Annie in Austin said...

Bulbs do look pretty on the spoon, Yolanda - you have every right to be smug about that wonderful garden.

There won't be much impact from the amount of bulbs I plant and we can't grow the same kinds of bulbs here in Austin as you show in your photos, but the survivors are very welcome indeed.

Annie at the Transplantable Rose

em said...

i can never plant enough bulbs! i planted enough to make my tennis elbow miserable, but it wasn't so many, maybe 120. they'll disappear into nothing.

i can't wait to see how they look in your potager... how do you keep them from interfering with the spring planting?

i ordered from mcclure and zimmerman this year and got quite a moldy bunch... maybe i should order elsewhere next year.

as always, thanks for a beautiful post, and hope you get some white stuff soon!

garden girl said...

What a gorgeous post Yolanda!

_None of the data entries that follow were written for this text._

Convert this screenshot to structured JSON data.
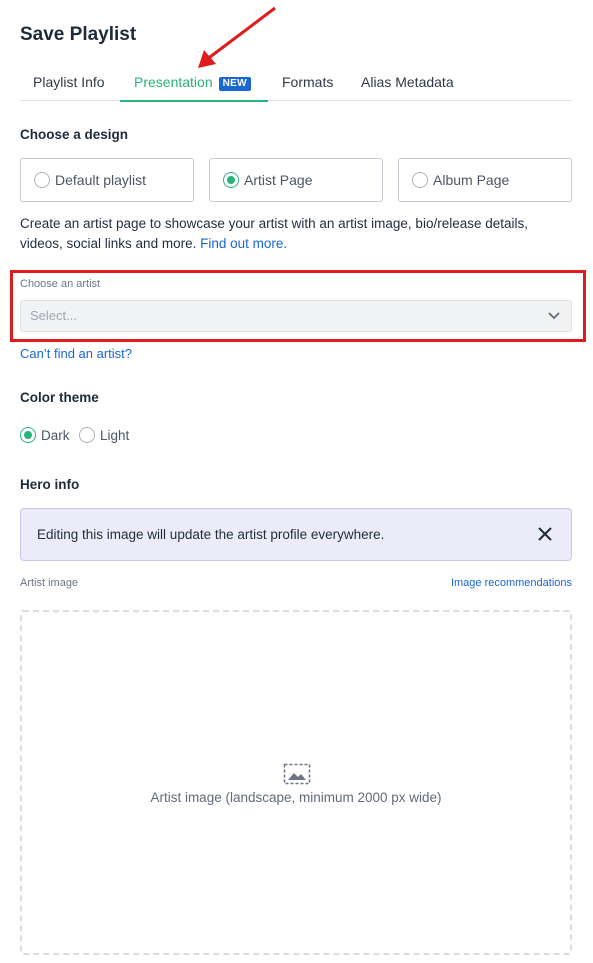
{
  "page": {
    "title": "Save Playlist"
  },
  "tabs": [
    {
      "label": "Playlist Info"
    },
    {
      "label": "Presentation",
      "badge": "NEW",
      "active": true
    },
    {
      "label": "Formats"
    },
    {
      "label": "Alias Metadata"
    }
  ],
  "design": {
    "heading": "Choose a design",
    "options": [
      {
        "label": "Default playlist",
        "selected": false
      },
      {
        "label": "Artist Page",
        "selected": true
      },
      {
        "label": "Album Page",
        "selected": false
      }
    ],
    "description": "Create an artist page to showcase your artist with an artist image, bio/release details, videos, social links and more.",
    "find_out_more": "Find out more."
  },
  "artist": {
    "label": "Choose an artist",
    "placeholder": "Select...",
    "cant_find": "Can’t find an artist?"
  },
  "theme": {
    "heading": "Color theme",
    "options": [
      {
        "label": "Dark",
        "selected": true
      },
      {
        "label": "Light",
        "selected": false
      }
    ]
  },
  "hero": {
    "heading": "Hero info",
    "notice": "Editing this image will update the artist profile everywhere.",
    "image_label": "Artist image",
    "image_recommendations": "Image recommendations",
    "dropzone_text": "Artist image (landscape, minimum 2000 px wide)"
  },
  "colors": {
    "accent_green": "#2ab27b",
    "link_blue": "#1967d2",
    "annotation_red": "#e01b1b",
    "notice_bg": "#ecebfa"
  }
}
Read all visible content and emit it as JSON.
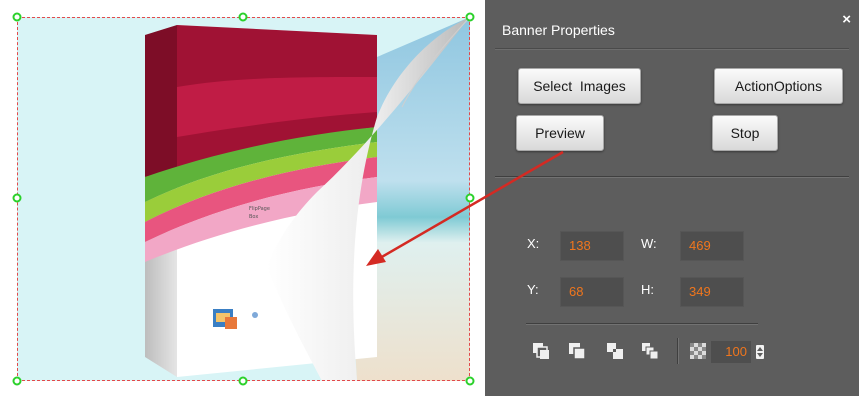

Your bulbs-on-a-spoon photo is wonderfully frame-worthy and very artistic and creative.

I haven't planted nearly enough bulbs - seem to run out of steam in the fall. I know I'll have regrets (again!) come spring.

Christine B. said...

The picture of the red and yellow tulips burned a small hole in my brain. You're right, I didn't plant enough bulbs. Spring can't come soon enough!

CB in Alaska

*Ulrike* said...

I love bulbs...I planted over 200 of them back in November. I did not plant them with a spoon though since our dirt here would bend the spoon!!! You did get a good deal for the 80 euro cents bulbs with glass; now that's my kind of shopping!!

Helen said...

Those fields of colour are just wonderful. The perfect tonic for a grey December day... ground too hard to plant bulbs now, even if I could find some. However, next year...

Aiyana said...

I'm trying one lone Amaryllis bulb this year--it has a tiny sprout but doesn't seem to be thriving. Someday I hope to see the acres of tulips in spring in Holland. I've always wanted to do that at least once.